So, is New Hampshire versus Maine some kind of thing? Because I’m sensing a little sensitivity when somebody brings it up. Yesterday a section hiker and former thru (two years ago) said Maine was harder because at least New Hampshire has the nice huts where you can eat and sleep. But right now, down in this shelter, is a guy saying no question, New Hampshire is much harder. And he seems a little curt about it. Now, I don’t know if the guy’s doing a NOBO now, but if he is, presumably he hasn’t done Katahdin. I don’t think you can say NH is worse without adding Katahdin into the mix, can you? Any way it goes, I’m anxious and excited to get the job finished.
Anyway, tomorrow the fun starts, I think. And by fun, I mean hellish climbs and rock scrambles. It sounds pretty bad. I guess I’ll know when I get there!
The low-mileage days continue, and I know they’ll get worse in southern Maine. My ultimate cutoff is mid-November. Home for Thanksgiving and looking for work! If I don’t finish by then, I should at least be home in Pennsylvania. Then I could finish in bits and pieces, since technically (according to the ATC) I have until March 6. But I’d rather be finished, yo!
Now, the day: Hot, ungodly humid, and rainy in the morning. The rain wasn’t heavy enough to penetrate the leaf cover much. In fact, it seemed to do nothing but saturate the air. So muggy! And the bugs were bad today. One time something swooped down and tried to take a chunk out of me right through the bug pants, and I yelped! No welt, though. I’m not sure what that was. Maybe it was a mosquito in training, and it couldn’t find the vein.
I hit the trail at 6:15. Three miles in, my Aqua Mira finally gave out. I tried the treatment tablets, and LOL, they turn the water brown! It tastes OK, though. I’m trying to tell myself it’s iced tea. Guess I’ll be using up the last of my Gatorade to disguise the color; I only have a few packets of that, though. They don’t sell it in the packets at home.
I leapfrogged early with a couple of young SOBOS. One of them said, “Are you Karma?” Turns out they’d met Yonder on their first day out. They were super nice, as they liberally DEETed themselves. They were having bad bug trouble. I hope the skeeters didn’t strip them to the bone.
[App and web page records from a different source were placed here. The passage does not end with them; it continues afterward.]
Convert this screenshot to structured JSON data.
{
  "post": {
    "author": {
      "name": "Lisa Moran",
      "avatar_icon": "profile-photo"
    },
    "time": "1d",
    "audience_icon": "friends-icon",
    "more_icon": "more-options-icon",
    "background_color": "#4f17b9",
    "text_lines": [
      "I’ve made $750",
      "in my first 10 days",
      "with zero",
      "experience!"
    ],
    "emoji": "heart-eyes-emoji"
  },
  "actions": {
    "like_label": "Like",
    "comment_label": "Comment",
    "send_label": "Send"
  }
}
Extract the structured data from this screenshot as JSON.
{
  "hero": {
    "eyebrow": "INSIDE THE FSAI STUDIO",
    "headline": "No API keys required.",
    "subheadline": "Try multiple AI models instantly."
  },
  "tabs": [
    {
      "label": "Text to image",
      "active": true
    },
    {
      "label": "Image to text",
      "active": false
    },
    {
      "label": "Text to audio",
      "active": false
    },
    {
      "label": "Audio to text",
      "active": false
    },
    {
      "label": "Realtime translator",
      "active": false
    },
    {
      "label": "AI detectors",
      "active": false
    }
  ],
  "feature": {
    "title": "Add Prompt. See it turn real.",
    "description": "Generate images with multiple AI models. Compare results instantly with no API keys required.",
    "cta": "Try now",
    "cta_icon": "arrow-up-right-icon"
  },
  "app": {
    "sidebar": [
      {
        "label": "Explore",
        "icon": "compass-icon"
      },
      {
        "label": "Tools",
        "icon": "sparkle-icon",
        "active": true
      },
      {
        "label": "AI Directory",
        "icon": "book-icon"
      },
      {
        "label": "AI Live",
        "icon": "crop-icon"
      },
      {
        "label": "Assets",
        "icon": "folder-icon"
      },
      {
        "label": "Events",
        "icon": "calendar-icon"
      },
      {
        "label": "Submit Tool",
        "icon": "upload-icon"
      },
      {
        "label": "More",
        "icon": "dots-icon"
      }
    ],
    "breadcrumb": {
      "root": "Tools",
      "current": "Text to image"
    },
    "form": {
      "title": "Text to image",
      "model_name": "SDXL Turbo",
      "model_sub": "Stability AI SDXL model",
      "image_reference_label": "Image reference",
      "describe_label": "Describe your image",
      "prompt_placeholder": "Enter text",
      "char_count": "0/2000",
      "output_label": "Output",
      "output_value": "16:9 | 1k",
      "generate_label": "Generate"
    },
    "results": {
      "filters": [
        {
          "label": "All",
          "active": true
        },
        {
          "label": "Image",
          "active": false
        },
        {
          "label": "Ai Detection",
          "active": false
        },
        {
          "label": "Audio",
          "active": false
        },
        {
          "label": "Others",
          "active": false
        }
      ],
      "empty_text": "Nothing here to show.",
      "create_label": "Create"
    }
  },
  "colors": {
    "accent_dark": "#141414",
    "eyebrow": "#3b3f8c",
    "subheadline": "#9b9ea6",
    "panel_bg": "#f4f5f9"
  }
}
The sun came out eventually, but not really enough to dry things. Is there such a thing as a wet sun? Oh, duh! It’s Maine! Everything here is wet! So, yeah… wet jungle sun, followed by a heavy wind that just moved the moisture and heat around a little and ruffled the trees.
Is Maine the mushroom capitol of the US, by the way? The mushrooms are amazing—red and yellow and orange and brown, growing right on the trail. I think that back in the untrodden woods must be mushrooms the size of Volkswagons.
And here I am. This shelter is beautiful and serene: on a steep hill next to a rocky waterfall. There’s a great area for swimming, but I didn’t want soaking wet clothes tomorrow. I did grab a bottle of water to rinse the sweat out of my hair. And I took a bandana bath in my tent, and it felt like heaven.
I saw more moose poop, but no moose. Also, weirdly, on a big rock at the top of the shelter hill (right near where I pitched my tent) are several moose bones. What does that mean?
And speaking of mysteries, between packing up this morning and unpacking tonight, two of my tent stakes vanished. What is it with tent stakes? They’re like socks in the dryer. I have enough to pitch my tent, but no extras now.
Tomorrow: Whitecap Mountain—the first big mountain in a while (not counting Katahdin). It’s supposed to be steep and rough, with rock climbing.